Items from a data source:
----

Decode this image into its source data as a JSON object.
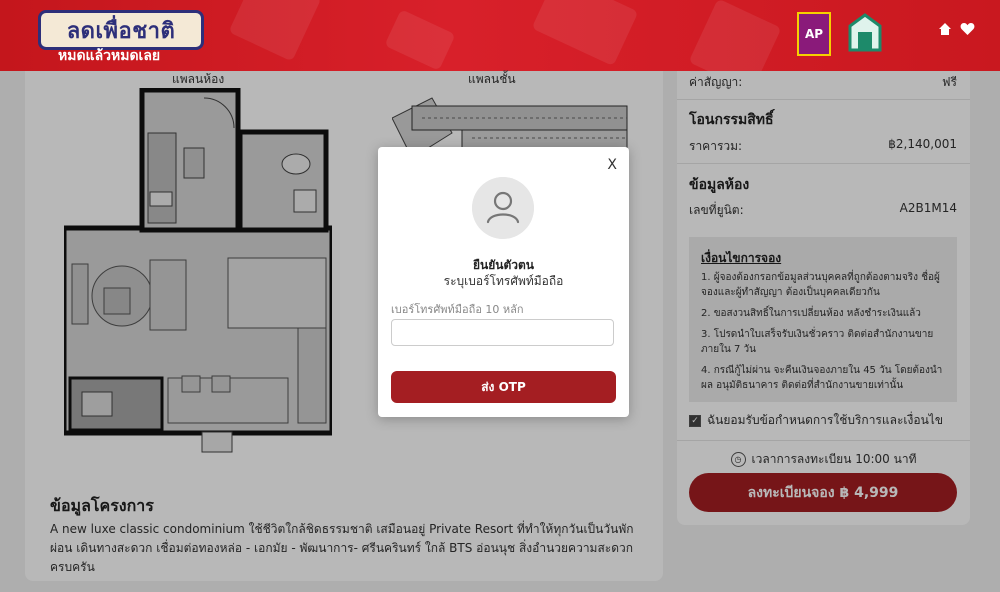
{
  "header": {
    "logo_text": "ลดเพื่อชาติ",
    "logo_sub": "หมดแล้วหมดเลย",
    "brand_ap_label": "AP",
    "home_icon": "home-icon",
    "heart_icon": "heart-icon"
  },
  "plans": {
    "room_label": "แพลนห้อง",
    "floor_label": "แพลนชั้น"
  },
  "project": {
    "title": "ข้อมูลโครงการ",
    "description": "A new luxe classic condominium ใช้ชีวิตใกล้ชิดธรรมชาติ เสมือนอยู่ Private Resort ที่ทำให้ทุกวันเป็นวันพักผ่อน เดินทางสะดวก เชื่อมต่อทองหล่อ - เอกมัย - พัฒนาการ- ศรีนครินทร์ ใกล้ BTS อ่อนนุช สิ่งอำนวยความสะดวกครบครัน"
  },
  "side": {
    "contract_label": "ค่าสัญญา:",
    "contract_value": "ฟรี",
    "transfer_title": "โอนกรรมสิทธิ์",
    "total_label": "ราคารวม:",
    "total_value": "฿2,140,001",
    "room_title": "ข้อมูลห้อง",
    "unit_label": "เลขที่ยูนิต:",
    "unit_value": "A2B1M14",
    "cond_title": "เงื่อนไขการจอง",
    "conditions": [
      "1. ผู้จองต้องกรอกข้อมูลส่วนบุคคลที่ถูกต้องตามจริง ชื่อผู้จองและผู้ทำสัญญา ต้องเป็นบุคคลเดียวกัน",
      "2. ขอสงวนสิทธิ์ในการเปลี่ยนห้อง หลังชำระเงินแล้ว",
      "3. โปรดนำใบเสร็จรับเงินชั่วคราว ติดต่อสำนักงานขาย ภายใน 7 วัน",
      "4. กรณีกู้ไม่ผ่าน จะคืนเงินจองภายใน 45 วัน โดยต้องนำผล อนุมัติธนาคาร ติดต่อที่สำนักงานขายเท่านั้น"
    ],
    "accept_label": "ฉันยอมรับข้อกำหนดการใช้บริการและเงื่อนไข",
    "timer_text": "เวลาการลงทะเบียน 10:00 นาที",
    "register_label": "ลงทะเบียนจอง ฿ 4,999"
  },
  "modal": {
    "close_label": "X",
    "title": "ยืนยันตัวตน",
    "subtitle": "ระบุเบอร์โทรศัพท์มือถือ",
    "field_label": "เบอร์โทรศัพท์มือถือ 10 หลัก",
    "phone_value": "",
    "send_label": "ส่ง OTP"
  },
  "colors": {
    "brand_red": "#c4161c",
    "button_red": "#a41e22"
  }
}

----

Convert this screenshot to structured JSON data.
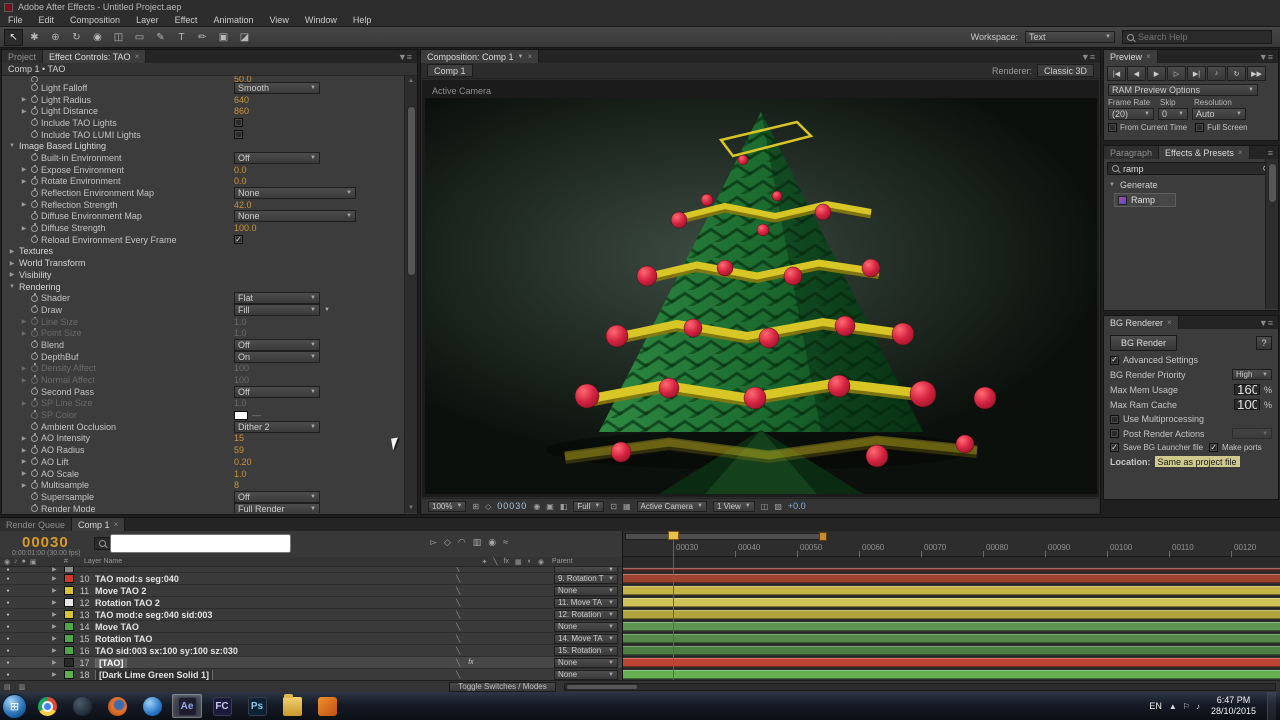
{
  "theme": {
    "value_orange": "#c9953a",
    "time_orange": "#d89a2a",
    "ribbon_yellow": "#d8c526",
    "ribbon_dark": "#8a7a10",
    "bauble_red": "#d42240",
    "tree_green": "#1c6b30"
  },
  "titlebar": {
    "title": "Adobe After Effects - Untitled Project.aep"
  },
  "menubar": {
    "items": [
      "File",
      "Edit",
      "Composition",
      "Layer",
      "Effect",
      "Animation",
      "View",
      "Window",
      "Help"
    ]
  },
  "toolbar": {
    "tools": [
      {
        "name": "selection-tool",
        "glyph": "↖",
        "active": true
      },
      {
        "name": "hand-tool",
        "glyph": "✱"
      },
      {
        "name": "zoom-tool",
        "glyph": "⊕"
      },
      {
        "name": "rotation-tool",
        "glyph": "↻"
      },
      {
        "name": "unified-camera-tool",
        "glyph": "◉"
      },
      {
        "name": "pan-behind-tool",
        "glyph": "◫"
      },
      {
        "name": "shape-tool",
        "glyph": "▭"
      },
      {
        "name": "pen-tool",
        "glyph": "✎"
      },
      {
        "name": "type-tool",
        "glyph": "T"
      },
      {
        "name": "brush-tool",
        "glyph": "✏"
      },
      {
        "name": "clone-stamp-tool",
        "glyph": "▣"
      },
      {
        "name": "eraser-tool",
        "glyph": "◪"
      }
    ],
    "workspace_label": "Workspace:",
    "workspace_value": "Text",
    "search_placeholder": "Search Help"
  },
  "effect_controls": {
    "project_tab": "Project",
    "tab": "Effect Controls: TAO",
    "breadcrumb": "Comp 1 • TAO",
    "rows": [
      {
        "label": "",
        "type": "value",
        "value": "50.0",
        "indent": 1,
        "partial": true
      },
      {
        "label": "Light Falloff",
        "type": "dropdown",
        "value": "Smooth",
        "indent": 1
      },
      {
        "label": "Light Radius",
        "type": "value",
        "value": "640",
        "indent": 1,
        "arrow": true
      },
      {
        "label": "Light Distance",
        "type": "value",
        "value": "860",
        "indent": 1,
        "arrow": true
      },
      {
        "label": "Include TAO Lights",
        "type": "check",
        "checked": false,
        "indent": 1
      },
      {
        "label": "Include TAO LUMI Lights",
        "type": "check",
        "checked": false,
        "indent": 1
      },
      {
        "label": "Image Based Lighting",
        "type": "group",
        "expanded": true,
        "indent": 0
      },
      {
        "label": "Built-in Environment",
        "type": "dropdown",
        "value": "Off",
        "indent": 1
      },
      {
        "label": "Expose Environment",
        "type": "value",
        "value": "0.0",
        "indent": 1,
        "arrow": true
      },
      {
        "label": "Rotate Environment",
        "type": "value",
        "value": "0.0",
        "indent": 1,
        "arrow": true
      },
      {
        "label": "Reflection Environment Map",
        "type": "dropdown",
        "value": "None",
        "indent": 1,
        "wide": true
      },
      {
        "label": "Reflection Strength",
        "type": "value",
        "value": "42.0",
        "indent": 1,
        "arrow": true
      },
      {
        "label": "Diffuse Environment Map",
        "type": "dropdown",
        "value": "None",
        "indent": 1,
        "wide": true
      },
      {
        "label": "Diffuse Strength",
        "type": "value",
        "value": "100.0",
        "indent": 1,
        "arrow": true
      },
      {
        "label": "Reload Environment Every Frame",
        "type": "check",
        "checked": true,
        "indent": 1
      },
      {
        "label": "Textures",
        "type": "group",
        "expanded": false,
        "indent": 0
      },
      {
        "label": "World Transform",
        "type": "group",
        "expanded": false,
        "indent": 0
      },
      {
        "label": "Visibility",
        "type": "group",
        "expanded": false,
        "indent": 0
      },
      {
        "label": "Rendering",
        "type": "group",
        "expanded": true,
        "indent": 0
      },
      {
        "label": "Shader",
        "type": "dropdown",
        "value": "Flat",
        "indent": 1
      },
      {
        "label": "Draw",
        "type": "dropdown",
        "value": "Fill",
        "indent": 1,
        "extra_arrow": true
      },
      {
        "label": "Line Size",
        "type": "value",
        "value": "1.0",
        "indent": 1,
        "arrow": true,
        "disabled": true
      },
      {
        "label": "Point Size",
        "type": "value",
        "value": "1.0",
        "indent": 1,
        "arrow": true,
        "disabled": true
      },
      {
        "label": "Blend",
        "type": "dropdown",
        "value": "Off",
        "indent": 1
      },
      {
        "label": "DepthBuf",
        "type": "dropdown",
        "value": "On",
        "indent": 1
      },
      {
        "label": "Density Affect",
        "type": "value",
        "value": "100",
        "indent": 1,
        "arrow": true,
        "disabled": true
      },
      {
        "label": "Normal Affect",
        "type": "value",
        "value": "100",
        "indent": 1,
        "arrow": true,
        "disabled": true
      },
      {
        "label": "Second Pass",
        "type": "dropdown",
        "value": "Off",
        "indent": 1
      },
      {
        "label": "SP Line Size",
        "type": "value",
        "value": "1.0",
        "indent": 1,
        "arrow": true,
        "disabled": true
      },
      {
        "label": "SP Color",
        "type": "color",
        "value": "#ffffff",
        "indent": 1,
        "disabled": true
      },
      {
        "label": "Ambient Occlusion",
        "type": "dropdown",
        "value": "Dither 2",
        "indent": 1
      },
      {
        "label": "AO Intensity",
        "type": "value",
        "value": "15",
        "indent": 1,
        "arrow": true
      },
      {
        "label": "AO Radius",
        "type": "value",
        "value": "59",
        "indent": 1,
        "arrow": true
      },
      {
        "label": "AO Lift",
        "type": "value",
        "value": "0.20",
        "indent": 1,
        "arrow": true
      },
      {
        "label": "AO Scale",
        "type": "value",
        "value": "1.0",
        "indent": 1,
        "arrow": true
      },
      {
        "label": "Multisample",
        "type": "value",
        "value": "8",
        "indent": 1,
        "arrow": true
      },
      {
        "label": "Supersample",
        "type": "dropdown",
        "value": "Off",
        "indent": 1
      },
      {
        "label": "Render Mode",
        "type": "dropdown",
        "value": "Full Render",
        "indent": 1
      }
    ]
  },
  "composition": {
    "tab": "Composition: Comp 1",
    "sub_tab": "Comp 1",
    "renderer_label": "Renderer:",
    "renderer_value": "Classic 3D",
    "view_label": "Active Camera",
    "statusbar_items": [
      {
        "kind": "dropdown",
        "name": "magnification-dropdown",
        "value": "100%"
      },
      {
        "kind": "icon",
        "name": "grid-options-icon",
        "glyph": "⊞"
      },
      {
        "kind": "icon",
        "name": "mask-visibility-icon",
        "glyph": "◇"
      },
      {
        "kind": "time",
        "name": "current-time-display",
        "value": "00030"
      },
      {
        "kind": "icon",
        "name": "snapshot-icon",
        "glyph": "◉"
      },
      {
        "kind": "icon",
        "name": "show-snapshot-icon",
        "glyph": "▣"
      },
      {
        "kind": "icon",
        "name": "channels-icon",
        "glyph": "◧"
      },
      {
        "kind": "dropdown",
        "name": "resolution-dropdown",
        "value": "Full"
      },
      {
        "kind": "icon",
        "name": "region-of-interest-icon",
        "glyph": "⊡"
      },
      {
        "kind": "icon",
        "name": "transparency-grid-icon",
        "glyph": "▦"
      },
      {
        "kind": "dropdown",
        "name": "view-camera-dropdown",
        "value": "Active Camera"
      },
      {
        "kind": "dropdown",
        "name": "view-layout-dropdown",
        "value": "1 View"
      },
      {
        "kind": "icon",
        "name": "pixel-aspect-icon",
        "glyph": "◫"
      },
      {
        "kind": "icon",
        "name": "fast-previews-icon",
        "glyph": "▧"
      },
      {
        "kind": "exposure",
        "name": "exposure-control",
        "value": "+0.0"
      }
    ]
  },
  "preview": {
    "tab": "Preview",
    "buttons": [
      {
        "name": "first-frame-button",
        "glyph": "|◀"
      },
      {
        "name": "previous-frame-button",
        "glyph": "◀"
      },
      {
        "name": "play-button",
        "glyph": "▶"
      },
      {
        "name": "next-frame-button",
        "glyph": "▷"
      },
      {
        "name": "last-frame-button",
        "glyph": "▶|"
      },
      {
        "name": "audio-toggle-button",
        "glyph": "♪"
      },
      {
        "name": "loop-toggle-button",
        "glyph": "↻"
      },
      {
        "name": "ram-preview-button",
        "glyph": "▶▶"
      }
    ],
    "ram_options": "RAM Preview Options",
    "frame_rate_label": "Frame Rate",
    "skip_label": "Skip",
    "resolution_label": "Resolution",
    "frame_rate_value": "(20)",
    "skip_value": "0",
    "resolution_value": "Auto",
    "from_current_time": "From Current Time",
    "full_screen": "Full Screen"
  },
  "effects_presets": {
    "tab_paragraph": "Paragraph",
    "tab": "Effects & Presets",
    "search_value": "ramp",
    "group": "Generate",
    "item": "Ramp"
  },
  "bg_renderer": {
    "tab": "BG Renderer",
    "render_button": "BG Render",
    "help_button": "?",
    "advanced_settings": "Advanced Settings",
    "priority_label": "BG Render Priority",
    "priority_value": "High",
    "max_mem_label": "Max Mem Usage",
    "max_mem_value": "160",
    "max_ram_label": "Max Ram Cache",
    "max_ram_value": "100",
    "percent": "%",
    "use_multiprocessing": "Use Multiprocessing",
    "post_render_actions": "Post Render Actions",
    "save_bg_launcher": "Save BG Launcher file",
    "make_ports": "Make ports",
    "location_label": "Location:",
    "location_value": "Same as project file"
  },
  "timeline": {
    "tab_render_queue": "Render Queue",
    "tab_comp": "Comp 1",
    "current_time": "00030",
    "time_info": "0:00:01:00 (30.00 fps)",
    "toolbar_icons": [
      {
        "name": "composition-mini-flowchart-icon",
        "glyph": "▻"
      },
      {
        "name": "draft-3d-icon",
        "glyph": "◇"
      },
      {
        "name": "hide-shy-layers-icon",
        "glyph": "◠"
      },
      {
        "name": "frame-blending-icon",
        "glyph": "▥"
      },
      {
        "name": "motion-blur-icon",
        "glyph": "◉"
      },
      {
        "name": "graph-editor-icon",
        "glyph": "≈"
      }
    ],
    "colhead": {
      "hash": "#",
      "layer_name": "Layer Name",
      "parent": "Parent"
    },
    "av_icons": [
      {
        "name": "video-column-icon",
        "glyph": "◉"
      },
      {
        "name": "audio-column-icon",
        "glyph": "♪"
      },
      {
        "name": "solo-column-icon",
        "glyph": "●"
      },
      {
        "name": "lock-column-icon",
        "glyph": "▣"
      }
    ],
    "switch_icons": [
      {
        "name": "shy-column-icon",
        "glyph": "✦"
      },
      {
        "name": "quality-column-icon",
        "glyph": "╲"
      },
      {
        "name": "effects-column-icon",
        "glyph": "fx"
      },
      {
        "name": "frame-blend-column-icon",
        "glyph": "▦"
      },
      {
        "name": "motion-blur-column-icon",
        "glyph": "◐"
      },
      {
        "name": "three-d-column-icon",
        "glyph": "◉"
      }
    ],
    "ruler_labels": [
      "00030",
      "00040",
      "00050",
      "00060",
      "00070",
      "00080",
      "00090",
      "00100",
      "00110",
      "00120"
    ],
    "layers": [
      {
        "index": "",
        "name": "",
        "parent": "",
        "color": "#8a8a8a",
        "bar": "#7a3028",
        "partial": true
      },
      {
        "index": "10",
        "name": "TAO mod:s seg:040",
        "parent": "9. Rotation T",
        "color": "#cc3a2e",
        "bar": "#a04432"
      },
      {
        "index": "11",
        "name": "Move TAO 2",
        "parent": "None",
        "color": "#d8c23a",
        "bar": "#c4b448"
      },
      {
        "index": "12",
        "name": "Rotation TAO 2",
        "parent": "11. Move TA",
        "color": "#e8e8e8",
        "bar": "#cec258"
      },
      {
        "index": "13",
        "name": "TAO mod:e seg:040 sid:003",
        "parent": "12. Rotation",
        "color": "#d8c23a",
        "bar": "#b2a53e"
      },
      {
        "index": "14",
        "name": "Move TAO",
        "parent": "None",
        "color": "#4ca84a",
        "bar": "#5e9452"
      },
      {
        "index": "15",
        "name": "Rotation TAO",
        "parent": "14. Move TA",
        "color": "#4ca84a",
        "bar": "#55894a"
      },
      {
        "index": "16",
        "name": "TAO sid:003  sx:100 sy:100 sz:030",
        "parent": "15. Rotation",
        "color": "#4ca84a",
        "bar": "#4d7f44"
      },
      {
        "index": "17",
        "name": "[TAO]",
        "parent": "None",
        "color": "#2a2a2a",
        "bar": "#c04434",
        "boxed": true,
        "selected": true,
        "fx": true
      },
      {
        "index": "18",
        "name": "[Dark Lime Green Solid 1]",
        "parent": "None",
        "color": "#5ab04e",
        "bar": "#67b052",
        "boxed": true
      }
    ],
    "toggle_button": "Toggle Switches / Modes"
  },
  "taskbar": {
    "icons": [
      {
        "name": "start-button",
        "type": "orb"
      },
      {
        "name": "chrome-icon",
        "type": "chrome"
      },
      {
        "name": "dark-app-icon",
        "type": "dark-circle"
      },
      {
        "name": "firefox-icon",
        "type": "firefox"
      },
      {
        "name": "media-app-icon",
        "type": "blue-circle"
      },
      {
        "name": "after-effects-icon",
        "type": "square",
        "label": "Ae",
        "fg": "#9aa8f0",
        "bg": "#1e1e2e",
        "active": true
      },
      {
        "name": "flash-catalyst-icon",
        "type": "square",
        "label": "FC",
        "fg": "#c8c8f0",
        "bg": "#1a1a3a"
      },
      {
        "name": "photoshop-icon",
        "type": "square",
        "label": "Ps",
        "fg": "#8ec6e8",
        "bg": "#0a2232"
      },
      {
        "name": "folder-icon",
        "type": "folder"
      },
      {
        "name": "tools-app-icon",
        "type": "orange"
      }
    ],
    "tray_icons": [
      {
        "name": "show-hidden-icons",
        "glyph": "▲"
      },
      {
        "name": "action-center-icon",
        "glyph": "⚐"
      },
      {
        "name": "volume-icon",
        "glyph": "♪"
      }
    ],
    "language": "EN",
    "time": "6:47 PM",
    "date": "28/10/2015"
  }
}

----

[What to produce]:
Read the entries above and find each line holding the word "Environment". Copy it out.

[Written solution]:
        "label": "Built-in Environment",
        "label": "Expose Environment",
        "label": "Rotate Environment",
        "label": "Reflection Environment Map",
        "label": "Diffuse Environment Map",
        "label": "Reload Environment Every Frame",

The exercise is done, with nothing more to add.